NAIROBI, Kenya, Nov 30 – More than 1.5 million Kenyans had endorsed the Building Bridges Initiative (BBI) Bill by Monday, with more expected to sign before the end of the week.
The initiative’s Joint Secreries former MP Dennis Waweru and Suna East MP Junet Mohammed said they expected it to hit 2 million by Monday night.
“We therefore, project that we shall be done with the exercise by end of the week and move to the next step,” they said in a statement.
The Constitution requires such initiative to have an endorsement of at least one million signatures from registered voters, which must be verified and approved by the Independent Electoral and Boundaries Commission (IEBC).
“Making the country’s constitution is a patriotic duty and not a political campaign. Therefore, we would want to once more emphasize that no citizen should be left behind,” the officials said.
The initiative has received overwhelming support from leaders across the country, who have been rallying Kenyans to endorse it.
Deputy President William Ruto who has been leading a brigade opposed to the constitutional amendment has softened his stance, and lauded changes in the final Bill and has lately intensified calls for more consensus to avoid a divisive referendum.
“It is never too late to do the right thing. Tremendous progress achieved. Consensus on the remaining issues and process so as to have a non-divisive vote is the best option,” Ruto tweeted in response to a newspaper headline that said he had been cornered.
Since the launch of the BBI signature collection last week, the DP has been giving indications that he will not lead a NO campaign as many of his opponents thought even as his closest allies vowed to oppose the document.
Since Wednesday when the BBI Constitutional Amendment Bill 2020 was launched, Ruto has been tweeting in support of it, while highlighting what he described as major gains for the ordinary person, otherwise referred to his supporters as the hustler nation.

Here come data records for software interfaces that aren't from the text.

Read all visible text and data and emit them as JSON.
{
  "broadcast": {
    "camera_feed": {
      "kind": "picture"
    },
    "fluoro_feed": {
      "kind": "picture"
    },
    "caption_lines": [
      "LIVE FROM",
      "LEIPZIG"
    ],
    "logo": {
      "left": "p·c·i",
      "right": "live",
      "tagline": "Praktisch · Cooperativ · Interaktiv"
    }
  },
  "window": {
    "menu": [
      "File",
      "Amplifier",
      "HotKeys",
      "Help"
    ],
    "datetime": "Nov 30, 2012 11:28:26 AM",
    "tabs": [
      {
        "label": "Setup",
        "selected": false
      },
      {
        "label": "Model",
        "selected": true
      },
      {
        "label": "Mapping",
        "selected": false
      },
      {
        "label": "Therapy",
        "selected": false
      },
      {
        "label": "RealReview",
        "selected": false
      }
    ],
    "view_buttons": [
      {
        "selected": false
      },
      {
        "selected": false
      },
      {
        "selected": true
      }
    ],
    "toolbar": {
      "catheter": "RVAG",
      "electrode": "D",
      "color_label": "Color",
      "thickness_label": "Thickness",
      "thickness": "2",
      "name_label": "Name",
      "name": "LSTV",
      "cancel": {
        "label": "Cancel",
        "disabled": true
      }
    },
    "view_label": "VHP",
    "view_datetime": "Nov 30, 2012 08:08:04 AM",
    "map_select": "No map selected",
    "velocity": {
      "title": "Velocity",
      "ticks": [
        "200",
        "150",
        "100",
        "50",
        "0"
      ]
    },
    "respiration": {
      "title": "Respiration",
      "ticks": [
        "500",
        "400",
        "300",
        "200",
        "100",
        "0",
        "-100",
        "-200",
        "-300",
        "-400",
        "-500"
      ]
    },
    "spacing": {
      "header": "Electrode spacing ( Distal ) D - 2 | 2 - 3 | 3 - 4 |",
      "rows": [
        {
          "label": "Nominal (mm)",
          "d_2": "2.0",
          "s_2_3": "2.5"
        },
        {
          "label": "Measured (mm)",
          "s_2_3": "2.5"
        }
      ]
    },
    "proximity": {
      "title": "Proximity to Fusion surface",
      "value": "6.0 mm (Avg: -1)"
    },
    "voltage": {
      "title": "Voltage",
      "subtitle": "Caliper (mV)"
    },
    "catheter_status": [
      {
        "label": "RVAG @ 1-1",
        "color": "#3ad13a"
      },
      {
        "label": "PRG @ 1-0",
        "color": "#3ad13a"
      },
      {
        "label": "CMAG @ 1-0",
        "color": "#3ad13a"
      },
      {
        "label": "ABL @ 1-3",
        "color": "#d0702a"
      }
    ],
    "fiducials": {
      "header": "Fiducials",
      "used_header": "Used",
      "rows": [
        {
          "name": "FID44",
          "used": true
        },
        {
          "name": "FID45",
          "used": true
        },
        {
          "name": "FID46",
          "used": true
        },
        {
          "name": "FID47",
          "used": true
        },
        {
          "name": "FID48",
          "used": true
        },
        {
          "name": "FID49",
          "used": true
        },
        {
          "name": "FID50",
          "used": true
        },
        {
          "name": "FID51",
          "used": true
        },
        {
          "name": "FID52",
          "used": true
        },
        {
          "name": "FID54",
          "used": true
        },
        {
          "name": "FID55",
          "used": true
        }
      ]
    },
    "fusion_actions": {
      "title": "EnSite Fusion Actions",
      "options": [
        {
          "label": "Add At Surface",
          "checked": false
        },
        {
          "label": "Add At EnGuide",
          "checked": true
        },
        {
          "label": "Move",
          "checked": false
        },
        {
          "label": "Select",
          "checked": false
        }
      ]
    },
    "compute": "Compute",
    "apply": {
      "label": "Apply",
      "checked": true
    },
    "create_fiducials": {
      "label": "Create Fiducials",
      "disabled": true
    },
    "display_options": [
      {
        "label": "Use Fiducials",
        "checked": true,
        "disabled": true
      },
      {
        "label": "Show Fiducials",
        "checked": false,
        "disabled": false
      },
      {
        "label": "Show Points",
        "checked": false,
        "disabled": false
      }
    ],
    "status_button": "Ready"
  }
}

“Now working on consensus for Kenyans to have real choices to decide/vote while avoiding yes/no or all/nothing division,” he tweeted Saturday, maintaining the need for a non-contentious referendum.